Trump says of campaign protesters: 'I don't hear their voice'

By Doina Chiacu and Bob Chiarito WASHINGTON/BLOOMINGTON, Ill. (Reuters) - Republican presidential front-runner Donald Trump refused to take responsibility on Sunday for clashes at his campaign events and criticized protesters who have dogged his rallies and forced him to cancel one in Chicago last week. When a protester interrupted his speech on Sunday at an airport hangar in Bloomington, Illinois, minutes after it began, Trump derided him as a "disrupter" and told the cheering crowd: "Don't worry about it - I don't hear their voice." "Our rallies are so big and we have so many people, I never hear their voices. I only hear our people's voices saying: 'There they are, there they are,'" the billionaire businessman said as the audience roared approval and some 2,000 protesters waited outside. Trump is trying to cement his lead over his remaining rivals - U.S. Senators Ted Cruz of Texas and Marco Rubio of Florida and Ohio Governor John Kasich - in five states that hold presidential nominating contests on Tuesday for Republicans and Democrats: Florida, Ohio, Illinois, North Carolina and Missouri. The four Republicans and Democrats Hillary Clinton and Bernie Sanders are vying to run in the Nov. 8 election to succeed Democratic President Barack Obama. Trump used a round of Sunday morning television appearances to beat back strong criticism from Republican rivals and Democrats that he was encouraging discord with divisive language disparaging Muslims and illegal immigrants. "I don't accept responsibility. I do not condone violence in any shape," Trump said on NBC's "Meet the Press." The 69-year-old New York real estate mogul defended his supporters and said he was considering helping pay the legal fees of a 78-year-old white man who punched a young black man at a Trump rally in North Carolina last week. The man, Trump said, "got carried away." "I've actually instructed my people to look into it," he said. The man, John McGraw, was charged with assault and later with communicating a threat after he said he enjoyed hitting "that loudmouth" and threatened next time "to kill him." Trump had earlier promised to help cover the legal fees of supporters involved in clashes at his rallies. SIMMERING TENSIONS On Friday night, thousands of protesters, many of them telling journalists they were Sanders or Clinton supporters, showed up at the Chicago rally, forcing Trump to cancel the event and casting a shadow over his weekend rallies. The Chicago clashes followed several weeks of violence at Trump events, in which protesters and journalists have been punched, tackled or hustled out of venues, raising concerns about security.
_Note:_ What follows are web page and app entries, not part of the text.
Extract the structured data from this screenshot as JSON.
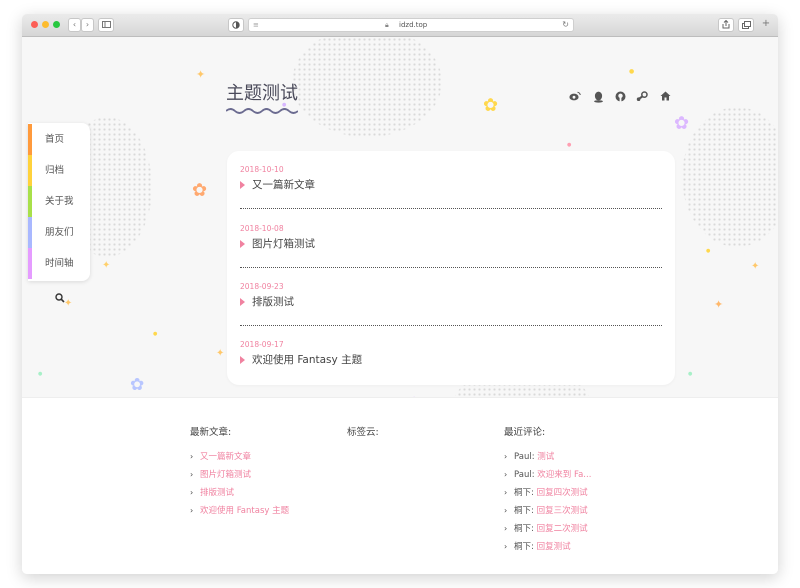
{
  "browser": {
    "url": "idzd.top",
    "nav_back": "‹",
    "nav_forward": "›"
  },
  "site": {
    "title": "主题测试"
  },
  "social_icons": [
    "weibo-icon",
    "qq-icon",
    "github-icon",
    "steam-icon",
    "home-icon"
  ],
  "nav": {
    "items": [
      {
        "label": "首页",
        "color": "#ff9a3c"
      },
      {
        "label": "归档",
        "color": "#ffd23c"
      },
      {
        "label": "关于我",
        "color": "#a8e04a"
      },
      {
        "label": "朋友们",
        "color": "#a9b8ff"
      },
      {
        "label": "时间轴",
        "color": "#e59cff"
      }
    ]
  },
  "posts": [
    {
      "date": "2018-10-10",
      "title": "又一篇新文章"
    },
    {
      "date": "2018-10-08",
      "title": "图片灯箱测试"
    },
    {
      "date": "2018-09-23",
      "title": "排版测试"
    },
    {
      "date": "2018-09-17",
      "title": "欢迎使用 Fantasy 主题"
    }
  ],
  "footer": {
    "latest": {
      "heading": "最新文章:",
      "items": [
        "又一篇新文章",
        "图片灯箱测试",
        "排版测试",
        "欢迎使用 Fantasy 主题"
      ]
    },
    "tags": {
      "heading": "标签云:"
    },
    "comments": {
      "heading": "最近评论:",
      "items": [
        {
          "author": "Paul:",
          "text": "测试"
        },
        {
          "author": "Paul:",
          "text": "欢迎来到 Fa..."
        },
        {
          "author": "桐下:",
          "text": "回复四次测试"
        },
        {
          "author": "桐下:",
          "text": "回复三次测试"
        },
        {
          "author": "桐下:",
          "text": "回复二次测试"
        },
        {
          "author": "桐下:",
          "text": "回复测试"
        }
      ]
    }
  },
  "colors": {
    "accent": "#f082a0",
    "title": "#4a4a5a",
    "wave": "#6b6b90"
  }
}
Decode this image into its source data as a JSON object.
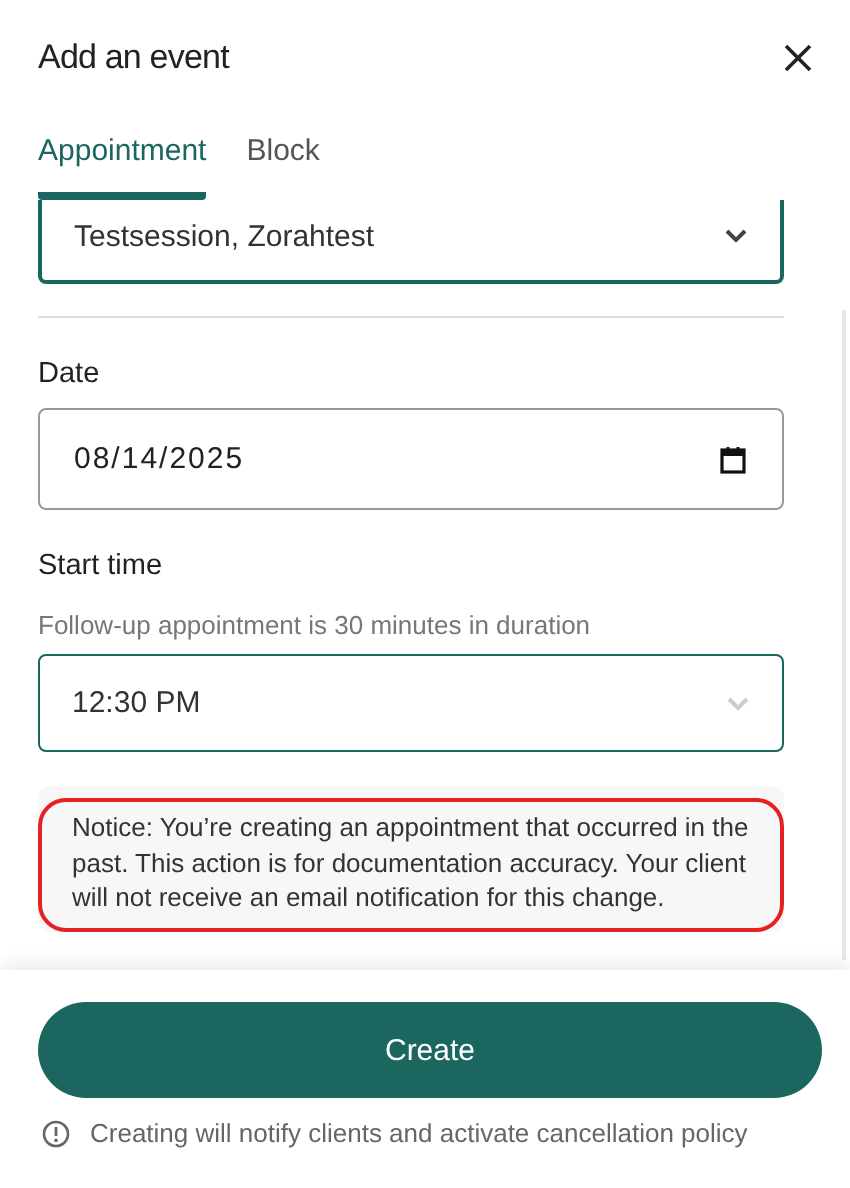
{
  "title": "Add an event",
  "tabs": [
    {
      "label": "Appointment",
      "selected": true
    },
    {
      "label": "Block",
      "selected": false
    }
  ],
  "client_select": {
    "value": "Testsession, Zorahtest"
  },
  "date": {
    "label": "Date",
    "value": "08/14/2025"
  },
  "start_time": {
    "label": "Start time",
    "hint": "Follow-up appointment is 30 minutes in duration",
    "value": "12:30 PM"
  },
  "notice": {
    "text": "Notice: You’re creating an appointment that occurred in the past. This action is for documentation accuracy. Your client will not receive an email notification for this change.",
    "highlighted": true
  },
  "create_button": "Create",
  "footnote": "Creating will notify clients and activate cancellation policy"
}
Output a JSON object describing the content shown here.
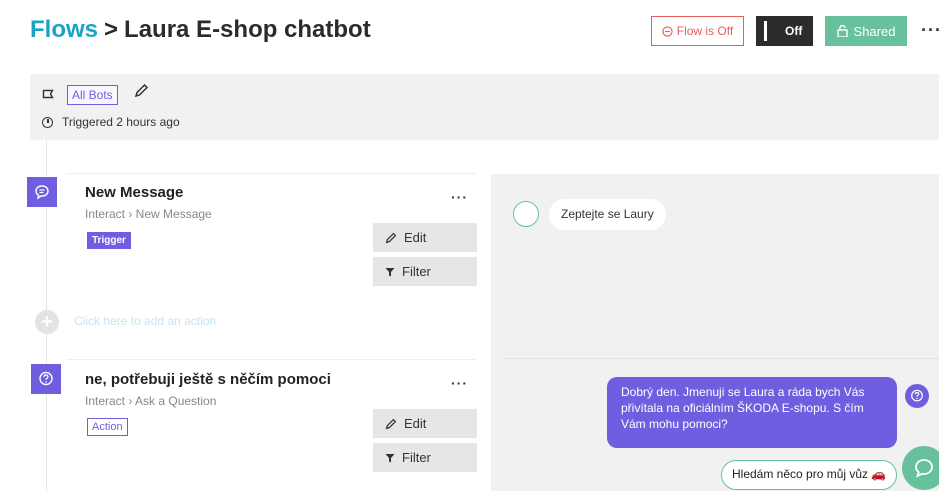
{
  "header": {
    "breadcrumb_root": "Flows",
    "breadcrumb_sep": ">",
    "flow_name": "Laura E-shop chatbot",
    "status_label": "Flow is Off",
    "toggle_label": "Off",
    "shared_label": "Shared",
    "more_label": "···"
  },
  "info": {
    "bot_filter": "All Bots",
    "triggered": "Triggered 2 hours ago"
  },
  "steps": [
    {
      "title": "New Message",
      "path": "Interact › New Message",
      "badge": "Trigger",
      "more": "···",
      "edit_label": "Edit",
      "filter_label": "Filter"
    },
    {
      "title": "ne, potřebuji ještě s něčím pomoci",
      "path": "Interact › Ask a Question",
      "badge": "Action",
      "more": "···",
      "edit_label": "Edit",
      "filter_label": "Filter"
    }
  ],
  "add_action": "Click here to add an action",
  "chat": {
    "user_message": "Zeptejte se Laury",
    "bot_message": "Dobrý den. Jmenuji se Laura a ráda bych Vás přivítala na oficiálním ŠKODA E-shopu. S čím Vám mohu pomoci?",
    "quick_reply": "Hledám něco pro můj vůz 🚗"
  },
  "colors": {
    "accent": "#6f5fe0",
    "brand_blue": "#1aa3c7",
    "success": "#67c19c",
    "danger": "#e35d5d"
  }
}
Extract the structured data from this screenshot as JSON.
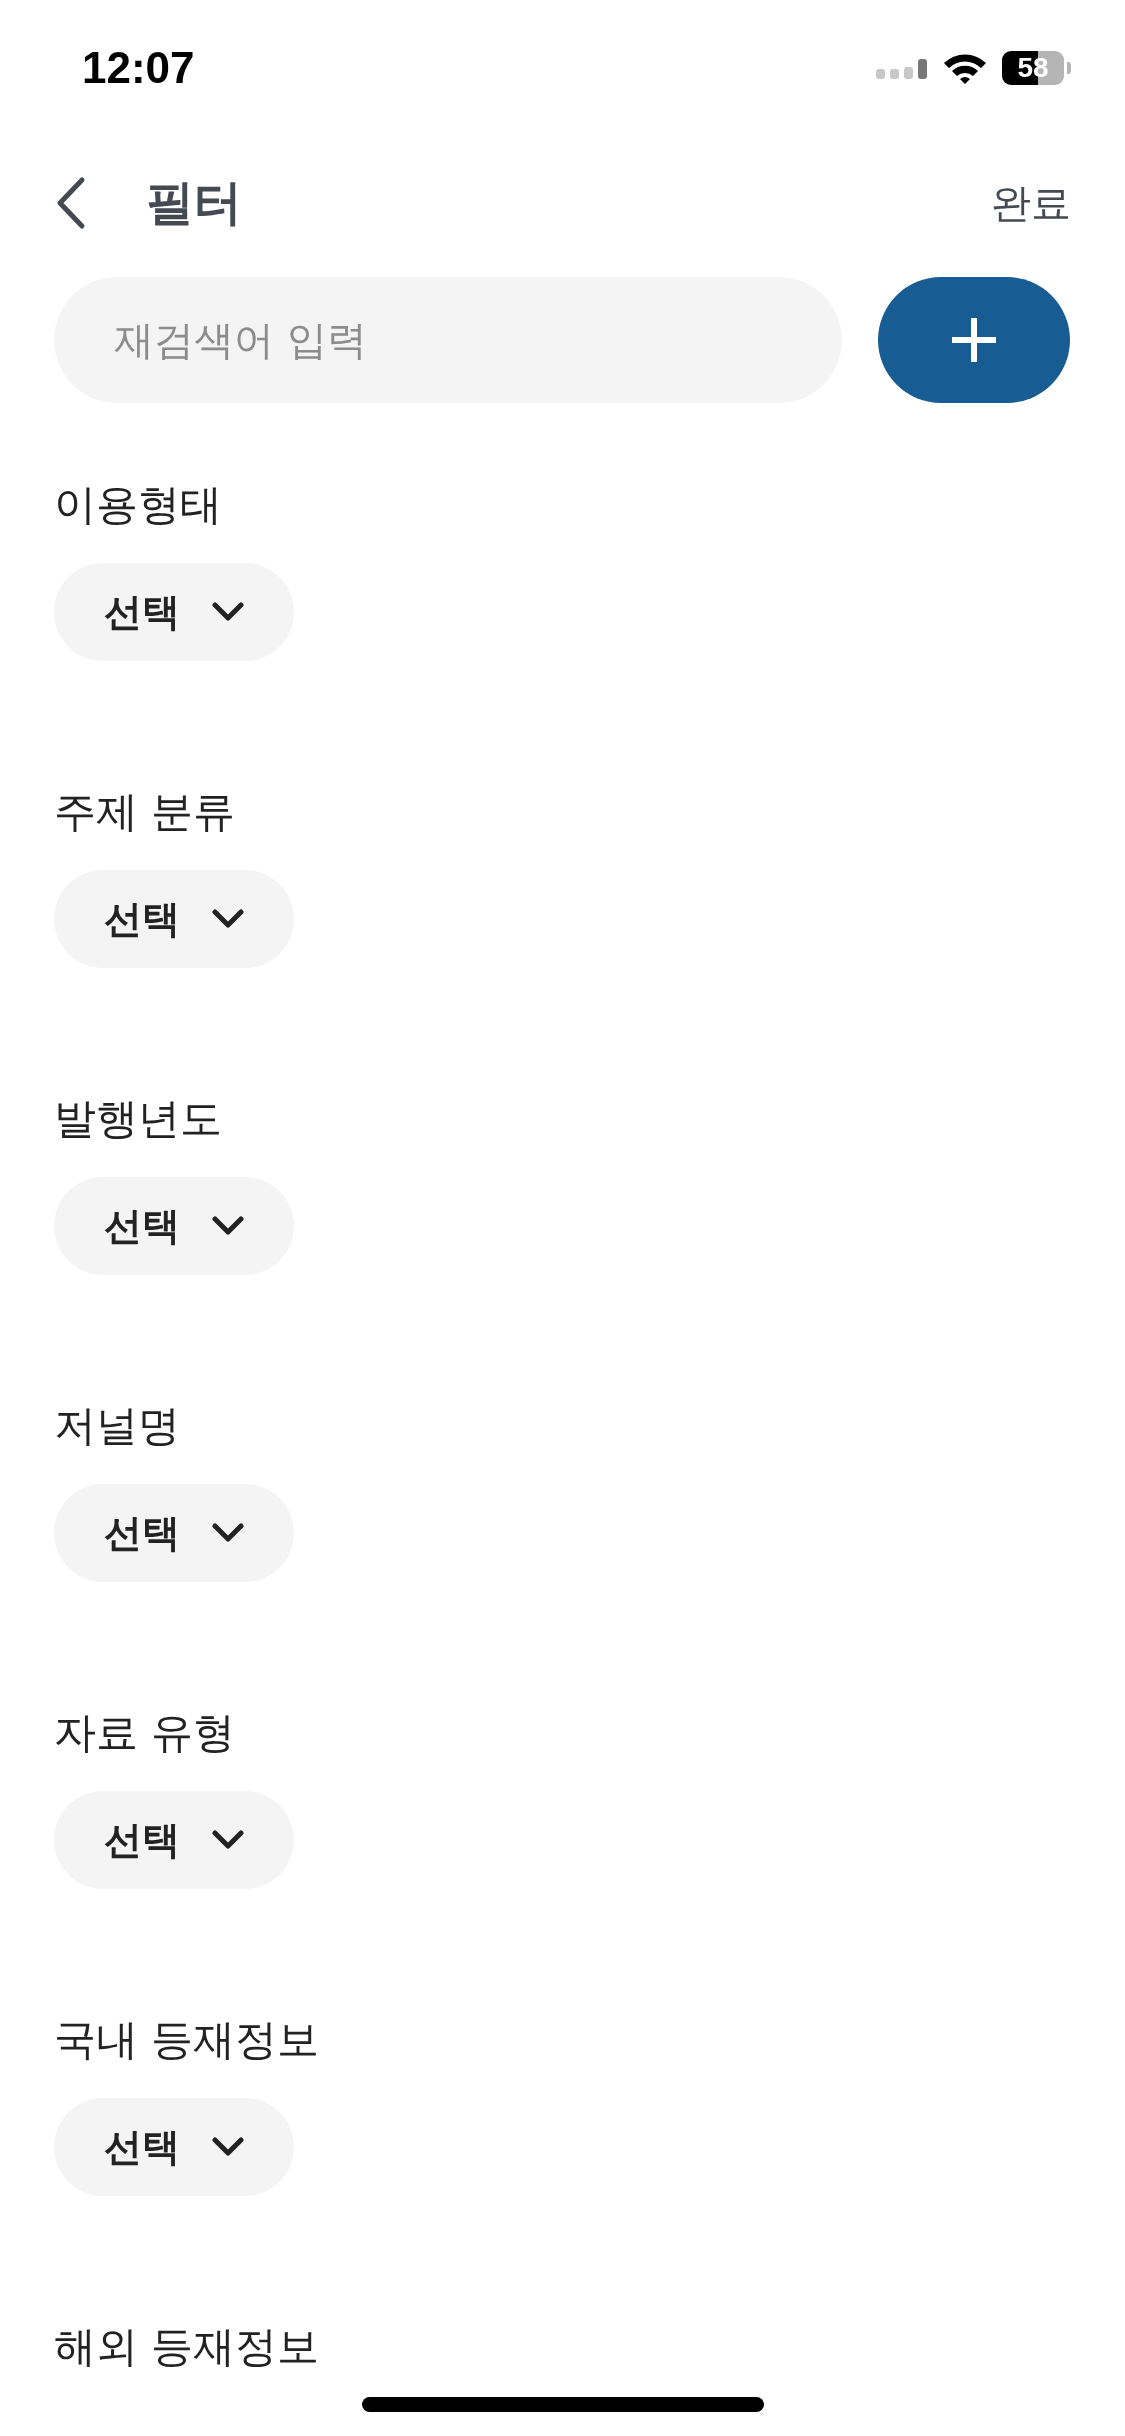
{
  "status_bar": {
    "time": "12:07",
    "battery": "58"
  },
  "header": {
    "title": "필터",
    "action": "완료"
  },
  "search": {
    "placeholder": "재검색어 입력"
  },
  "filters": [
    {
      "label": "이용형태",
      "dropdown": "선택"
    },
    {
      "label": "주제 분류",
      "dropdown": "선택"
    },
    {
      "label": "발행년도",
      "dropdown": "선택"
    },
    {
      "label": "저널명",
      "dropdown": "선택"
    },
    {
      "label": "자료 유형",
      "dropdown": "선택"
    },
    {
      "label": "국내 등재정보",
      "dropdown": "선택"
    },
    {
      "label": "해외 등재정보"
    }
  ]
}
Trump drew condemnation from his rivals. "We are now seeing images on television that we haven't seen in this country since the 1960s, images that make us look like a Third World country," Rubio, 44, said at a campaign event in The Villages, a retirement community in Florida. "Do we really want to live in a country where Americans hate each other?" Sanders, 74, a U.S. senator from Vermont, said in a statement that Trump "should not be condoning violence by paying the legal fees of a supporter who viciously attacked a protester at one of his rallies." Trump said tension at his rallies came from people being "sick and tired" of American leadership that has cost them jobs through trade deals, failed to defeat Islamic State militants in Iraq and Syria, and treated military veterans poorly. "The people are angry at that - they're not angry about something I'm saying," he said. "I'm just the messenger." Trump has harnessed the discontent of white, working-class voters who blame trade deals for costing them jobs. He has proposed building a wall along the U.S.-Mexico border, disparaged some Mexican immigrants as criminals and advocated a temporary ban on Muslims entering the United States. A few dozen protesters, mostly young, stood in the rain outside a later Trump rally on Sunday in West Chester, Ohio, near Cincinnati. Alexander Shelton, a 26-year-old student and activist, wore a white Muslim prayer robe with a picture of the civil rights leader Malcolm X painted on front. "We have to stand up against white supremacy," he said. "Trump stands for that." Michael McKinney, 47, a self-employed credit-card processor from Ohio's Claremont County, came to the rally with his wife and young daughter, and blamed the protesters for the violence. "If the protesters don't act civilly, people on the edge are going to snap," he said. "We are not a Third World nation. We don't stand for killing each other because we disagree or even harm each other," he said. "This isn't the United States I grew up in." (Additional reporting by Lucia Mutikana and Patrick Rucker in Washington, Steve Holland in The Villages, Fla., and Joe Wessels in West Chester, Ohio; Writing by Doina Chiacu and Jonathan Allen; Editing by Jonathan Oatis and Peter Cooney)